In 2001 Dave Winer built a website called The Two Way Web, which articulates a vision of publishing where the “content and the editing environment (are) totally integrated”. My vision of the “Read/Write Web” is similar, but I like the read/write metaphor for a couple of reasons. Firstly I like to read books and I enjoy the art of writing. The other reason is that read/write as applied to the computer industry traditionally means “capable of being displayed (read) and modified (written to)”. For example a floppy disk drive. So the term “read/write” cuts across both computing and journalism/literature.
In the early 90’s Tim Berners-Lee envisaged an editable browser that would not only allow people to surf the web, but to modify it. First Mosaic, then Netscape, then Microsoft all produced web browsers that accomplished the browsing part – but did not allow editing. The browser manufacturers also made it difficult for people to publish to the web because each browser had its own web standards, which were incompatible with each other.
If a non-technical person wanted to publish to the web in the 90’s, they had to use a separate tool to the browser – such as Microsoft Frontpage. Then there was a technical learning curve to overcome. OK so HTML isn’t hard to learn, but throw in curveballs such as conflicting browsers, quirky webpage creation tools (Frontpage webbots anyone?) and competing usability ideologies being preached by the likes of Jakob Nielson and David Siegel. You begin to see that “writing” to the web wasn’t as easy as it could have been, and certainly fell short of what Tim Berners-Lee envisaged.
It has only been in the past couple of years, with the advent of weblogs, that an easy method of publishing to the web has become available. Products like Radio Userland, Movable Type and Blogger help people set up a web presence by giving them templates to enter their content into and a simple “point and click” method of publishing it. With weblogs, ordinary people now have the opportunity to contribute their thoughts and opinions to the World Wide Web, in conjuntion with browsing the web. We are approaching a read/write web.
The Read/Write Web isn’t just about being able to publish writing though, it is also about an increased ability for ordinary people to interact and transact with websites. For example most corporate websites used to be brochureware sites. Information the company presented on their website was one-dimensional and similar to a printed brochure.
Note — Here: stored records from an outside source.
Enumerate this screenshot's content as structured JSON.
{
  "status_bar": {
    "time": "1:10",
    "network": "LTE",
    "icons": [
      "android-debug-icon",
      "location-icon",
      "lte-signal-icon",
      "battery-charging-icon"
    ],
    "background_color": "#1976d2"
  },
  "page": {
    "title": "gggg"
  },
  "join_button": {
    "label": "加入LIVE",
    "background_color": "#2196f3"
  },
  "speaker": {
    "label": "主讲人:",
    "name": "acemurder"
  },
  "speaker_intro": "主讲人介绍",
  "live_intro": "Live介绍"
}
In the past few years, company websites have evolved so that users can interact with the site and (the next step up) transact with it. For example, on my telephone company’s website I can now view the details of my telephone bill and request a new phone line via an online form. This is another example of being able to “write” to the web – my online relationship with my phone company is two-way.
The Read-Write Web is being enhanced by new XML technologies such as RSS. I can subscribe to various RSS “feeds” from my favourite weblogs like Dave Winer’s Scripting News and Jon Udell’s Radio. This is what is called “Publish/Subscribe” – Dave and Jon publish their content via an RSS feed, and I subscribe to it via a news aggregator such as Feedreader. There are many other XML technologies that promote the Read-Write Web – such as content management systems, RDF, IM, OPML. I will explore these in more detail in future articles on my weblog.
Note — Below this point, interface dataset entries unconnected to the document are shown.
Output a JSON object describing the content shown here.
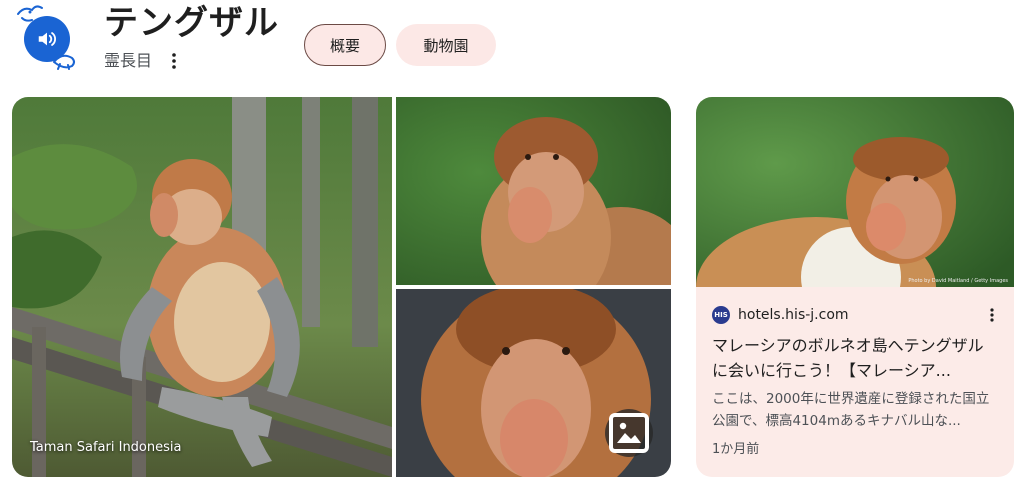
{
  "header": {
    "title": "テングザル",
    "subtitle": "霊長目",
    "speaker_icon": "volume-icon",
    "doodle_icon": "animal-doodle-icon"
  },
  "chips": [
    {
      "label": "概要",
      "selected": true
    },
    {
      "label": "動物園",
      "selected": false
    }
  ],
  "gallery": {
    "main_caption": "Taman Safari Indonesia",
    "lens_icon": "image-search-icon"
  },
  "card": {
    "source_badge": "HIS",
    "source": "hotels.his-j.com",
    "title": "マレーシアのボルネオ島へテングザルに会いに行こう！【マレーシア...",
    "description": "ここは、2000年に世界遺産に登録された国立公園で、標高4104mあるキナバル山な...",
    "time": "1か月前",
    "credit": "Photo by David Maitland / Getty Images"
  },
  "colors": {
    "accent_blue": "#1a64d3",
    "chip_bg": "#fce8e6",
    "card_bg": "#fcebe8"
  }
}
The Read/Write Web means that ordinary people can now easily publish their 2 cents to the World Wide Web. A corollary of this is increased sources of information to read on the web. Previously people got their news and information from sources such as newspapers and magazines. Now people can get their information ‘straight from the horses mouth’, in addition to traditional media. The Read/Write Web encourages people to broadcast their specialist knowledge so that anyone can tune into it – witness the recent popularity of lawyer and librarian weblogs.
The web is now much like the CD Writer found in most modern computer desktop packages. It can be browsed and read, plus written and recorded to. With weblogs and other XML technologies, we can easily publish information to the web and interact with other websites. The Read/Write Web is the next generation of web publishing, and we’re in the middle of creating it!